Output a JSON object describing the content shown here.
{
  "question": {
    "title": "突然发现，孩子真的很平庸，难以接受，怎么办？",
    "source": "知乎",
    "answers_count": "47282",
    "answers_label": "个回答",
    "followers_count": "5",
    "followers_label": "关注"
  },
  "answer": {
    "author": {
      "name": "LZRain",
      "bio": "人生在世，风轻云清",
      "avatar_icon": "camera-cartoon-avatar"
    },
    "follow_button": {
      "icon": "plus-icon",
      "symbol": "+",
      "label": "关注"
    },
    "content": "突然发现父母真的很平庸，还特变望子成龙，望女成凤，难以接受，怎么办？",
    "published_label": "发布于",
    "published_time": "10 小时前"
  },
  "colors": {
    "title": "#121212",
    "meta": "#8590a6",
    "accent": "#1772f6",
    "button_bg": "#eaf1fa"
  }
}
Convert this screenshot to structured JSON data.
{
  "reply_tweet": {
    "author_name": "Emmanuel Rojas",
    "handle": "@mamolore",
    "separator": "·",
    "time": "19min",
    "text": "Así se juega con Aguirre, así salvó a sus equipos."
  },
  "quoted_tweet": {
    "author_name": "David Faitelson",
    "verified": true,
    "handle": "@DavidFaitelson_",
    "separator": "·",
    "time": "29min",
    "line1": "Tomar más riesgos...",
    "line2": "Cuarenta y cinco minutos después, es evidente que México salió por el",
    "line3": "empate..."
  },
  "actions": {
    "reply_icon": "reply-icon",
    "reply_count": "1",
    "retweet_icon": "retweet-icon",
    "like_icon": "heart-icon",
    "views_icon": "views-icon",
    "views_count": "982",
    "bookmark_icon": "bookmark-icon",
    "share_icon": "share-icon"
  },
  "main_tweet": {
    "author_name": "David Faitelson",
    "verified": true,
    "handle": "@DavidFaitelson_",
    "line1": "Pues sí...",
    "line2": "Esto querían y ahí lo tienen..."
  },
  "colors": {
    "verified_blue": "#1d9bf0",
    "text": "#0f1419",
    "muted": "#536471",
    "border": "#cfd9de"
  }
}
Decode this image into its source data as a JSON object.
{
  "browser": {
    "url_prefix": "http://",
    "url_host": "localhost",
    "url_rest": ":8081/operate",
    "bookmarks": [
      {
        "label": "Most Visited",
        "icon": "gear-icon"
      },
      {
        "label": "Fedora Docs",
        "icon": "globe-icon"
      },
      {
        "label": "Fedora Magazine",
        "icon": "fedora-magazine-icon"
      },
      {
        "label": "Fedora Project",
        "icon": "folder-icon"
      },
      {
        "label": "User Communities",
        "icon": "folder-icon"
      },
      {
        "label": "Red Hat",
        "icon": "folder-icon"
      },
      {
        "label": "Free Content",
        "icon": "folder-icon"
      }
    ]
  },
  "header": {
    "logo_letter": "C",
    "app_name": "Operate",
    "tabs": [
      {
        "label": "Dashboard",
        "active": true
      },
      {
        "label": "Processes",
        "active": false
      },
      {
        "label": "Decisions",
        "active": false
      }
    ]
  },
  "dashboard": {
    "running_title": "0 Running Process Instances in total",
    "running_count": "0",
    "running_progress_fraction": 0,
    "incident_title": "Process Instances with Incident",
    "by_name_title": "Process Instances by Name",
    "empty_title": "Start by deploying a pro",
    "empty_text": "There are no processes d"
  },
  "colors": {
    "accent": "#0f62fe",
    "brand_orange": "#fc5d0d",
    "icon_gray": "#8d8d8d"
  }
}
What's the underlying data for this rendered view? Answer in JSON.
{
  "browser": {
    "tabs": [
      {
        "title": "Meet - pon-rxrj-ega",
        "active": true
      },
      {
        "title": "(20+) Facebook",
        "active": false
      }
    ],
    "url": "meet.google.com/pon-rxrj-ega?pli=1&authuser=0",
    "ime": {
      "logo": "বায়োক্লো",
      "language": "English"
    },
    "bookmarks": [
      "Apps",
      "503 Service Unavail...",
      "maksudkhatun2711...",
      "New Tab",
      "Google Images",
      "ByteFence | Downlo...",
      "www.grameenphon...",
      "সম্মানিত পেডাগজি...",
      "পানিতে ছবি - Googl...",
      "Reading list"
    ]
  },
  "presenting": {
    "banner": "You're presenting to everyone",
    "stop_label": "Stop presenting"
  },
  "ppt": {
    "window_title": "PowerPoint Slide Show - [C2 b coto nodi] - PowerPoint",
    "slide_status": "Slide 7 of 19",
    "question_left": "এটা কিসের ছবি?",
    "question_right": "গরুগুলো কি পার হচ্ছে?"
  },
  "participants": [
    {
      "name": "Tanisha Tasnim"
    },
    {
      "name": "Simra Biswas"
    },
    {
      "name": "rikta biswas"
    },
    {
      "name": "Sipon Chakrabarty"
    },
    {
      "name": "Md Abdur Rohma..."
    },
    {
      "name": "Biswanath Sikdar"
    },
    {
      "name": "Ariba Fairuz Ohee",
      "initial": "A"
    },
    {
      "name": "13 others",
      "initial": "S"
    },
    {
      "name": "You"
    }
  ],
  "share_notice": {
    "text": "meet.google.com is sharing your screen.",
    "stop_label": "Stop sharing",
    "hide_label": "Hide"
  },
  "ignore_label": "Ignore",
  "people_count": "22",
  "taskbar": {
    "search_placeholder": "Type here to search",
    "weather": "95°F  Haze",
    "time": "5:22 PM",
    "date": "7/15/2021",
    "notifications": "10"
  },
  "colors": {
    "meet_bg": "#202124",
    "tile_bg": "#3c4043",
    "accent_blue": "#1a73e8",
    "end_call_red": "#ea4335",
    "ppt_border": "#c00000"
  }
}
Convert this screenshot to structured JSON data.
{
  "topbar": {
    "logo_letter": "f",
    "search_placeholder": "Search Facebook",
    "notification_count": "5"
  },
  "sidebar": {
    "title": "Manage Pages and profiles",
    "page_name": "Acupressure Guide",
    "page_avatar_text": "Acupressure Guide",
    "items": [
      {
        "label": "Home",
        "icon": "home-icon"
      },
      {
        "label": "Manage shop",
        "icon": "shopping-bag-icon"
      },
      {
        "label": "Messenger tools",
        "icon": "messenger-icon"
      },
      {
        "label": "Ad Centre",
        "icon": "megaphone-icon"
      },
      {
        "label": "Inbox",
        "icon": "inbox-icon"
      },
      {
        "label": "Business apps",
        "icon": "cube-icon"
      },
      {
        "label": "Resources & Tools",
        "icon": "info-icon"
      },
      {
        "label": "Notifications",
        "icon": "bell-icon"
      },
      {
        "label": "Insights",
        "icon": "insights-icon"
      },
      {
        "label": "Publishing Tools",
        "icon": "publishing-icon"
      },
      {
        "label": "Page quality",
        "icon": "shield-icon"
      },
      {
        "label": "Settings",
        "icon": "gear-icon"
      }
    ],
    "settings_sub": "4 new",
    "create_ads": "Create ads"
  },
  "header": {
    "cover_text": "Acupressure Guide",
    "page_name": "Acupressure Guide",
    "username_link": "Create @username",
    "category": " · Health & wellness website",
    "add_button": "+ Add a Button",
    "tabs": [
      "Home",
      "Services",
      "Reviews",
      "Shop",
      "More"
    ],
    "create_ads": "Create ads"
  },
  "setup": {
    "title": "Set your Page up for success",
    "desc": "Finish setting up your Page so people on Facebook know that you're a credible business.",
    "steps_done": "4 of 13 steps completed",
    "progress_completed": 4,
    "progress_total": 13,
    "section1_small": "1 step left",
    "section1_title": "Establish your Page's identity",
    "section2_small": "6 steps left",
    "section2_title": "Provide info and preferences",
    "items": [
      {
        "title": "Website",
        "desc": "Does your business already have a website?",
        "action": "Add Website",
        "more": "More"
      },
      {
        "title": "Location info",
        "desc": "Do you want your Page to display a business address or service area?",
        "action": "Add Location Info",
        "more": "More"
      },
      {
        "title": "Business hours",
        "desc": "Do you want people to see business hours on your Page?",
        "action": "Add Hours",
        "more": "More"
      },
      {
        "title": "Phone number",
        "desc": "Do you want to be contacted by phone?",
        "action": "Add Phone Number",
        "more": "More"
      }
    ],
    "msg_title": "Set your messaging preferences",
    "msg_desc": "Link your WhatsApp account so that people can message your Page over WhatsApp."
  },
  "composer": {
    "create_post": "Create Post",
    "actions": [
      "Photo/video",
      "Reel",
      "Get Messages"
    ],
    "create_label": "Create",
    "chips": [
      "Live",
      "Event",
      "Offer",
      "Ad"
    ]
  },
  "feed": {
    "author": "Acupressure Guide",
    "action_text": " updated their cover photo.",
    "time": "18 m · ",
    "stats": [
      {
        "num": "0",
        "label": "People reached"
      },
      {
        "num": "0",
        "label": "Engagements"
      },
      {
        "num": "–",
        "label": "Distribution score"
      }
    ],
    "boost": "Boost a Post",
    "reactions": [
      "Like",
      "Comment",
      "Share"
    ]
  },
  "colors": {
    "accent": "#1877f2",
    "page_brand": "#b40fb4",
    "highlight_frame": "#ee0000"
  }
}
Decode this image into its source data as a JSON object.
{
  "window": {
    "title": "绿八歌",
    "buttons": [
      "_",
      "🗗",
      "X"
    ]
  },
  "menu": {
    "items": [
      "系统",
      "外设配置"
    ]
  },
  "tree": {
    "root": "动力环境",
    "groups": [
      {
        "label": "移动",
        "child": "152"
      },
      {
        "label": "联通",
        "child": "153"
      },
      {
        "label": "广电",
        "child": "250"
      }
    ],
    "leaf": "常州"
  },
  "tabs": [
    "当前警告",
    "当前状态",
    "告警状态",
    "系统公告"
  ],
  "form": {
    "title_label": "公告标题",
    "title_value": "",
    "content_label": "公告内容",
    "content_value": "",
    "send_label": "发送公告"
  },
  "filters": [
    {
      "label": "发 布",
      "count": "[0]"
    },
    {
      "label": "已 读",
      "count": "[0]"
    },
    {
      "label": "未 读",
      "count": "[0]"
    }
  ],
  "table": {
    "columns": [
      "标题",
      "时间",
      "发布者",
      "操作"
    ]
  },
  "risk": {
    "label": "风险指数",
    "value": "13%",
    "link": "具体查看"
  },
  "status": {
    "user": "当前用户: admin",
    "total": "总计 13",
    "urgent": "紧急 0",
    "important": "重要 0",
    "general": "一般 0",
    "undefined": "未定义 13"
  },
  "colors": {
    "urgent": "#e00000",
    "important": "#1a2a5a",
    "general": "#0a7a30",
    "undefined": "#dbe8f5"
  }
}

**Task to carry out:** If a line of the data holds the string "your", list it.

**Exercise response:**
    "text": "meet.google.com is sharing your screen.",
    "title": "Set your Page up for success",
    "desc": "Finish setting up your Page so people on Facebook know that you're a credible business.",
    "section1_title": "Establish your Page's identity",
        "desc": "Does your business already have a website?",
        "desc": "Do you want your Page to display a business address or service area?",
        "desc": "Do you want people to see business hours on your Page?",
    "msg_title": "Set your messaging preferences",
    "msg_desc": "Link your WhatsApp account so that people can message your Page over WhatsApp."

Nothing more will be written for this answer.